This article originally appeared in the Jerusalem Post on September 25, 2022.
In the years leading up to the Second World War, there were a few voices who were prepared to take a public position about the magnitude of the challenge that the world was about to face. The most famous British voice was, of course, Winston Churchill who stood in the British Parliament in the decade before he became prime minister, with the latest data on Germany’s military buildup that rivaled even what the British cabinet possessed.
During the 1930s much of that material streamed to Chartwell, Churchill’s country home where he would meet with British officers, civil servants and diplomats. He was armed with intelligence on the growth of German air power on its acquisitions of new U-Boats that could undermine the naval superiority of Britain. Churchill’s legacy is more relevant than ever. Last weekend, an Israeli F-35 pilot, only known as Colonel “T.,” gave an interview to Israel Hayom, in which he disclosed his analysis of the current Iranian military buildup.
Normally officials who had permission to speak, focused on the Iranian nuclear program or alternatively or their backing of Shi’ite terror militias across the Middle East. Colonel T’s conclusions had a different focus and were worth studying very carefully: “A regional superpower is emerging next to us, which constitutes the main threat to the State of Israel and challenges the Israeli security approach many years ahead.” He spoke about “a dramatic leap forward in its military capability.”

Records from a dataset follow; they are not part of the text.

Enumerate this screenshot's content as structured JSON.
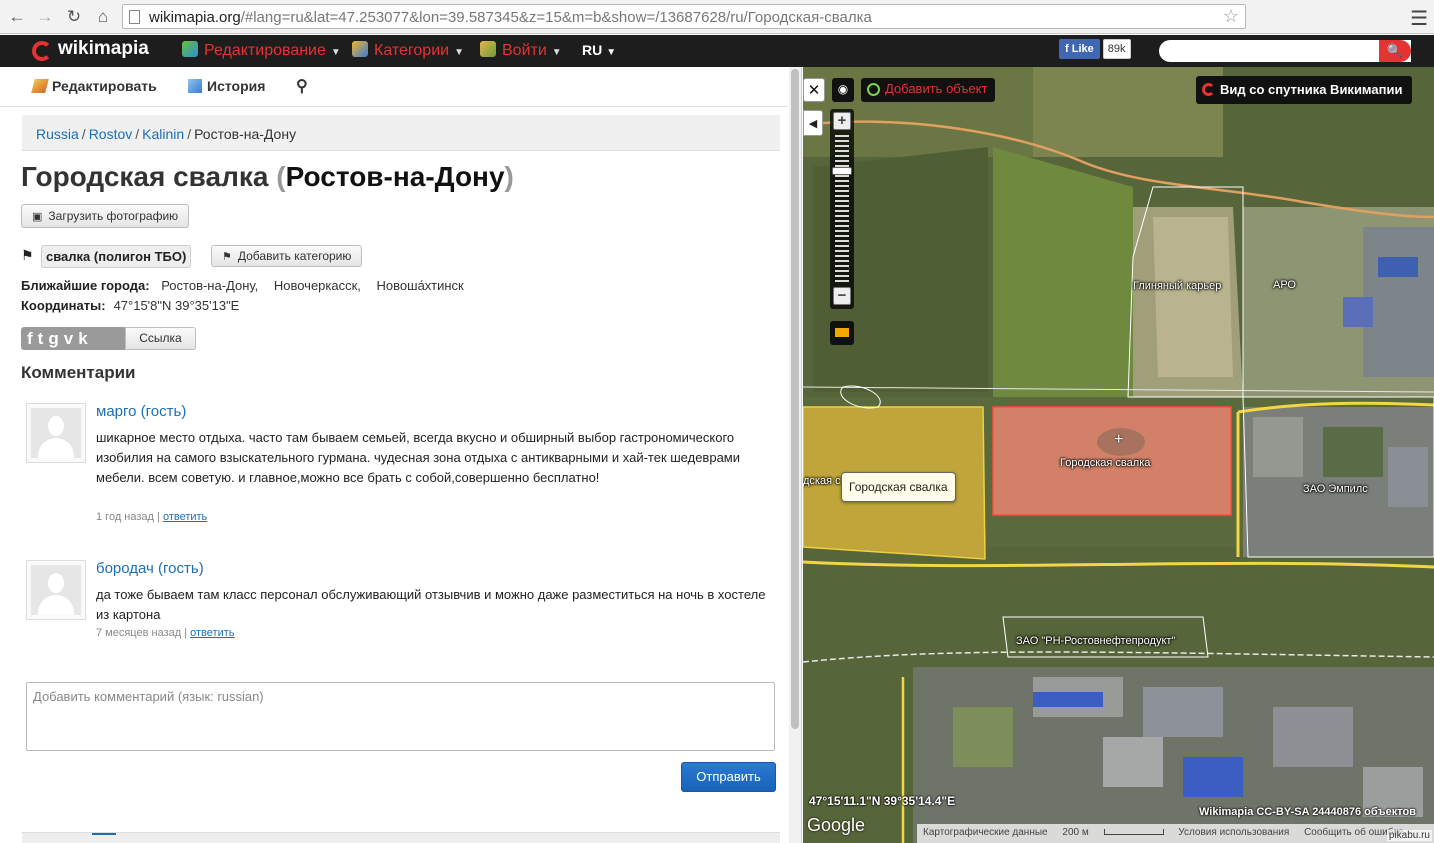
{
  "browser": {
    "url_host": "wikimapia.org",
    "url_rest": "/#lang=ru&lat=47.253077&lon=39.587345&z=15&m=b&show=/13687628/ru/Городская-свалка"
  },
  "topbar": {
    "logo": "wikimapia",
    "menu_edit": "Редактирование",
    "menu_categories": "Категории",
    "menu_login": "Войти",
    "lang": "RU",
    "fb_like": "Like",
    "fb_count": "89k",
    "search_placeholder": ""
  },
  "tabs": {
    "edit": "Редактировать",
    "history": "История"
  },
  "breadcrumb": [
    "Russia",
    "Rostov",
    "Kalinin",
    "Ростов-на-Дону"
  ],
  "place": {
    "name": "Городская свалка",
    "city": "Ростов-на-Дону",
    "upload_photo": "Загрузить фотографию",
    "category": "свалка (полигон ТБО)",
    "add_category": "Добавить категорию",
    "nearby_label": "Ближайшие города:",
    "nearby": [
      "Ростов-на-Дону,",
      "Новочеркасск,",
      "Новоша́хтинск"
    ],
    "coords_label": "Координаты:",
    "coords": "47°15'8\"N 39°35'13\"E",
    "share_link": "Ссылка"
  },
  "comments": {
    "heading": "Комментарии",
    "items": [
      {
        "author": "марго (гость)",
        "text": "шикарное место отдыха. часто там бываем семьей, всегда вкусно и обширный выбор гастрономического изобилия на самого взыскательного гурмана. чудесная зона отдыха с антикварными и хай-тек шедеврами мебели. всем советую. и главное,можно все брать с собой,совершенно бесплатно!",
        "time": "1 год назад",
        "reply": "ответить"
      },
      {
        "author": "бородач (гость)",
        "text": "да тоже бываем там класс персонал обслуживающий отзывчив и можно даже разместиться на ночь в хостеле из картона",
        "time": "7 месяцев назад",
        "reply": "ответить"
      }
    ],
    "input_placeholder": "Добавить комментарий (язык: russian)",
    "send": "Отправить"
  },
  "map": {
    "add_object": "Добавить объект",
    "satellite_view": "Вид со спутника Викимапии",
    "tooltip": "Городская свалка",
    "labels": {
      "landfill": "Городская свалка",
      "clay_pit": "Глиняный карьер",
      "aro": "АРО",
      "empils": "ЗАО Эмпилс",
      "rosneft": "ЗАО \"РН-Ростовнефтепродукт\"",
      "partial": "дская с"
    },
    "coords": "47°15'11.1\"N 39°35'14.4\"E",
    "attribution": "Wikimapia CC-BY-SA",
    "objects_count": "24440876 объектов",
    "google": "Google",
    "footer": {
      "map_data": "Картографические данные",
      "scale": "200 м",
      "terms": "Условия использования",
      "report": "Сообщить об ошибке"
    },
    "watermark": "pikabu.ru"
  },
  "colors": {
    "brand_red": "#e53232",
    "link_blue": "#1b6fb5",
    "landfill_fill": "#e88470",
    "yellow_poly": "#e6c030"
  }
}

Adding to Colonel T.’s credentials is the fact that he is the head of the IDF General Staff’s Strategy and Third-Circle Directorate. In other words, it is his responsibility to recommend what courses of action Israel must take should Tehran break through and test an atomic device. His warnings were broader than the nuclear threat. There were Iranian actions in the Red Sea and across Africa that needed to be monitored.
Lately, Iran has sold its drones to Russia to fight Ukraine. In the past, great powers, like Russia, were selling their most state-of-the-art weapons to the Middle East, but now the direction of those sales was beginning to move in reverse, with an Iranian military industry supplying Russia. This attested to how far Iran had progressed.
Iran has clearly adopted a long-term approach. It was back in 2004 that King Abdullah of Jordan first raised the specter of a “Shi’ite Crescent” crossing the Middle East from the Iranian border through Iraq and Syria and onward to the Mediterranean coast. Looking over the last two decades this was more than a resupply route for arming Hezbollah.
What does Iran want?
Iran wanted to remake the Middle East. It had dispatched Shi’ite proxy armies to Syria, with their families, in order to reconfigure the demography of the region as it aspired to convert Syria into a Shi’ite State. It used similar techniques elsewhere, working to expand the Shi’ite population of eastern Turkey. Taking all this activity together in recent years, it is no wonder that Colonel T. has concluded that “there is a threat developing here on a scale that we’ve never known before.”
In Damascus, in 2008, Shi’ite militia entered the famous Umayyad Mosque, one of the symbols of Sunni supremacy in Syria, in order to pray. There were cases reported in 2015 of Iraqi and Lebanese Shi’ite militia entering the Umayyad Mosque and chanting what Sunnis regarded as blasphemous prayers. Shi’ite militia are being deployed around Shi’ite shrines in and around Damascus.
Finally, Iran is using Syria as a location for new missile production facilities, especially long-range, precision-guided missiles. In some cases, Iran sought to position some of these facilities underground. In short, Syria was emerging as part of Iran’s strategic system for the region. This did not occur in a vacuum.
The Iranians have a historical tradition connecting them to Syria and surrounding states. When Shi’ism was established as the state religion in Persia by the Safavid dynasty in 1501, the Safavid Empire included what is today Iran, Iraq and large parts of Syria. Recovering lost territories became a feature of Safavid policy and that of its great rival, to its west, the Ottoman Empire. In this context, it is easy to understand where Iran’s ambitions for regional expansionism came from.
Israel can deal with the new Iranian challenge despite its scale. The most dangerous aspect of the Iranian threat comes from those in the international community, and sometimes in Israel, who do not see the entire picture of what Iran has been up to.
Contesting the action of an aggressor is a military mission above all. But it is also a diplomatic operation that must be pursued in parallel. That certainly is what drove Churchill before the outbreak of the Second World War and perhaps is what has recently been influencing those speaking for Israel at present. Undoubtedly the next Israeli government will have no choice but to act more intensely and consistently in this regard.